- Sen. Pinckney also supported common-sense gun safety legislation. He sponsored measures to prevent the mentally ill from purchasing handguns and to require more stringent background checks on purchasers. Also, he opposed legislation that would have allowed concealed weapons in day care centers, restaurants, and churches.
- Sen. Pinckney stood for compassion and equality both in the pulpit and on the Senate floor.
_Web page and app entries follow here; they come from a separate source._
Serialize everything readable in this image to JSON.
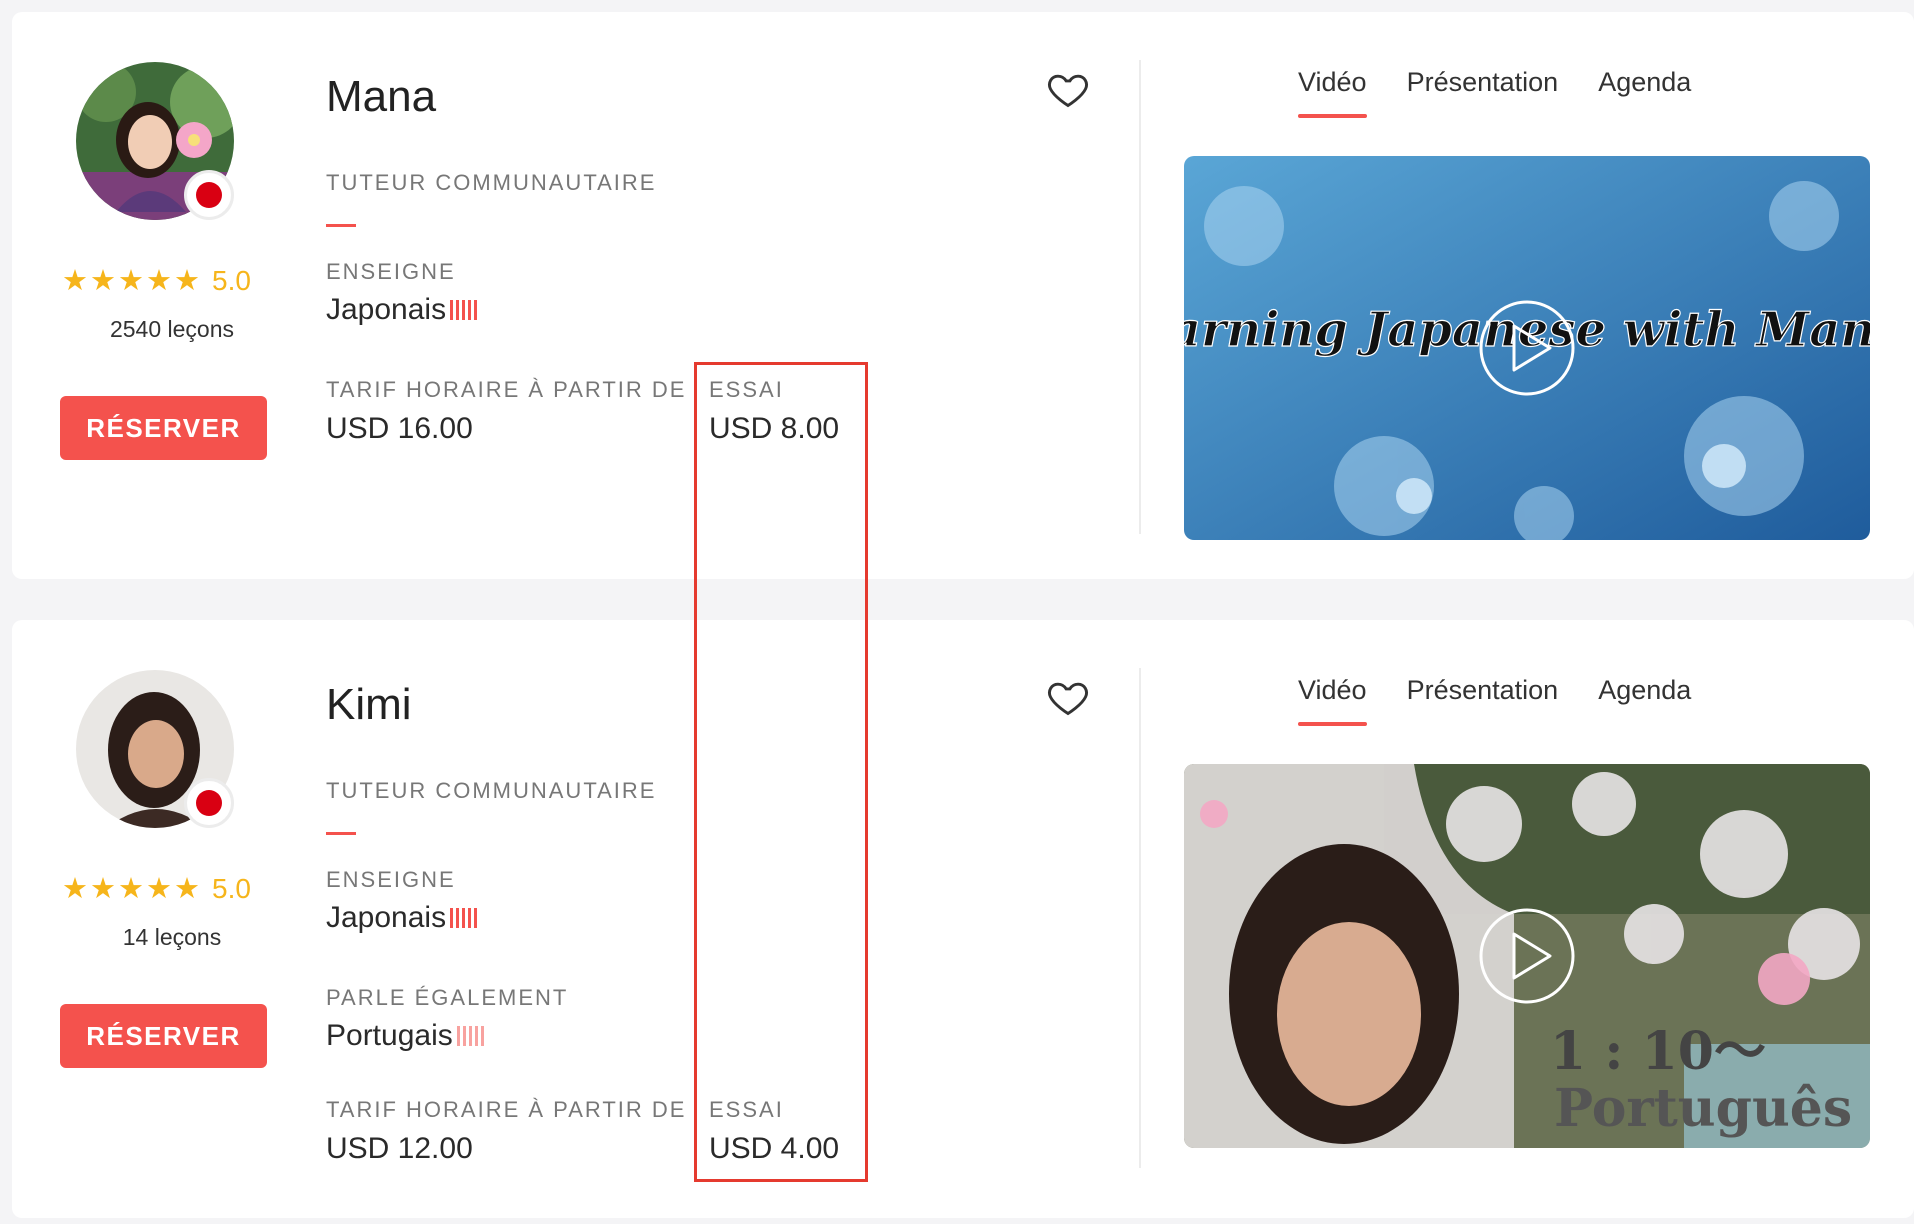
{
  "tutors": [
    {
      "name": "Mana",
      "category": "TUTEUR COMMUNAUTAIRE",
      "rating": "5.0",
      "lessons": "2540 leçons",
      "reserve_label": "RÉSERVER",
      "teaches_label": "ENSEIGNE",
      "teaches": "Japonais",
      "rate_label": "TARIF HORAIRE À PARTIR DE",
      "rate": "USD 16.00",
      "trial_label": "ESSAI",
      "trial": "USD 8.00",
      "tabs": [
        "Vidéo",
        "Présentation",
        "Agenda"
      ],
      "video_caption": "Learning Japanese with Mana!!"
    },
    {
      "name": "Kimi",
      "category": "TUTEUR COMMUNAUTAIRE",
      "rating": "5.0",
      "lessons": "14 leçons",
      "reserve_label": "RÉSERVER",
      "teaches_label": "ENSEIGNE",
      "teaches": "Japonais",
      "also_label": "PARLE ÉGALEMENT",
      "also": "Portugais",
      "rate_label": "TARIF HORAIRE À PARTIR DE",
      "rate": "USD 12.00",
      "trial_label": "ESSAI",
      "trial": "USD 4.00",
      "tabs": [
        "Vidéo",
        "Présentation",
        "Agenda"
      ],
      "video_caption_line1": "1 : 10〜",
      "video_caption_line2": "Português"
    }
  ],
  "colors": {
    "accent": "#f4524d",
    "star": "#f6b51b",
    "highlight_border": "#e53a2f",
    "flag_red": "#d90012"
  }
}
Supporting measures that uphold these principles in both statehouses and communities is the best way to honor his memory.
- One of Sen. Pinckney's Republican colleagues in the South Carolina House thinks that the shooting victims maybe shouldn't have just sat around letting themselves get shot by "one skinny person."
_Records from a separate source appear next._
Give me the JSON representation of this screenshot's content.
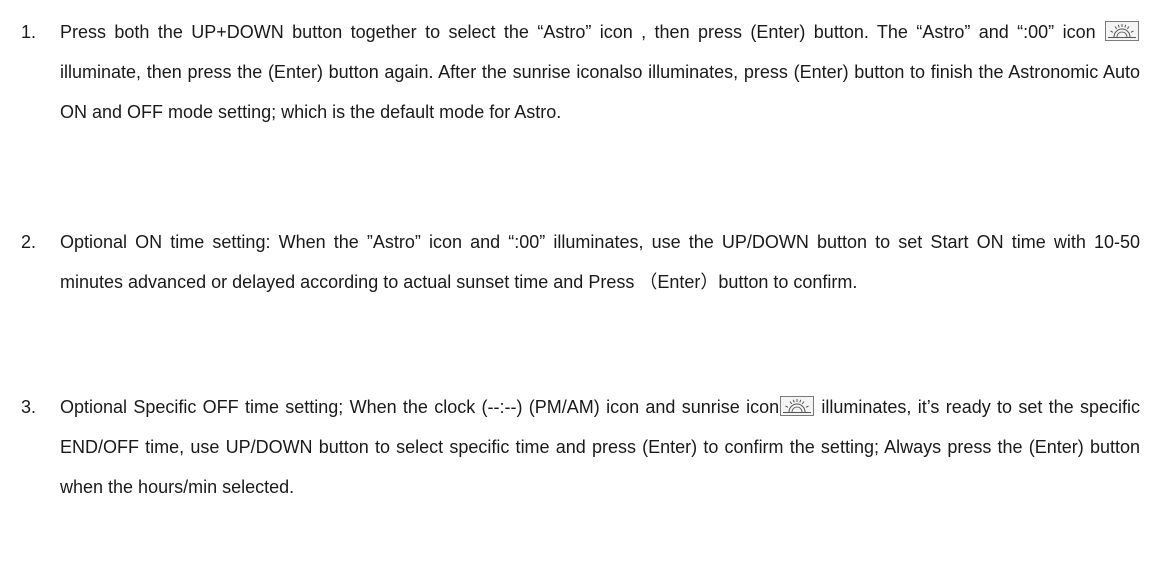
{
  "items": [
    {
      "number": "1.",
      "part1": "Press both the UP+DOWN button together to select the “Astro” icon , then press (Enter) button. The “Astro” and “:00” icon ",
      "icon1": "sunrise-icon",
      "part2": "illuminate, then press the (Enter) button again. After the sunrise iconalso illuminates, press (Enter) button to finish the Astronomic Auto ON and OFF mode setting; which is the default mode for Astro."
    },
    {
      "number": "2.",
      "text": "Optional ON time setting: When the ”Astro” icon and “:00” illuminates, use the UP/DOWN button to set Start ON time with 10-50 minutes advanced or delayed according to actual sunset time and Press （Enter）button to confirm."
    },
    {
      "number": "3.",
      "part1": "Optional Specific OFF time setting; When the clock (--:--) (PM/AM) icon and sunrise icon",
      "icon1": "sunrise-icon",
      "part2": " illuminates, it’s ready to set the specific END/OFF time, use UP/DOWN button to select specific time and press (Enter) to confirm the setting; Always press the (Enter) button when the hours/min selected."
    }
  ]
}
This was his response to a reporter asking whether the lawmaker thought the Confederate flag should be removed from Capitol grounds.
The following 15 state legislatures are meeting actively this week: CALIFORNIA, DELAWARE, ILLINOIS, MAINE, MASSACHUSETTS, NEW HAMPSHIRE, NEW JERSEY, NEW YORK, NORTH CAROLINA, OHIO, OREGON, PENNSYLVANIA, RHODE ISLAND, WASHINGTON and WISCONSIN.
Also meeting: DISTRICT OF COLUMBIA, GUAM, PUERTO RICO and UNITED STATES VIRGIN ISLANDS.
The Western Governors' Association will hold its Annual Meeting June 24-26 in Lake Tahoe, Nevada.
Women in Government will hold its Midwestern Regional Conference June 25-27 in Kansas City, Kansas.
The Senate Committee on Judiciary met June 23 to discuss A.B. 465, which prohibits an employer from requiring an employee, as a condition of employment, to agree to the waiver of any legal right, penalty, forum or procedure for any employment law violations.
The Department of Environmental Protection will hold a public meeting June 26 to discuss a study on the expansion of the use of reclaimed water, storm water and excess surface water.
The City of Kansas City held a general election June 23 for Mayor and ten of the twelve City Council seats.
The deadline for the Legislature to act on all conference committee reports was June 24.
The Department of Liquor Control held a public hearing June 24 to discuss amendments to its rules concerning the sale of alcoholic liquor.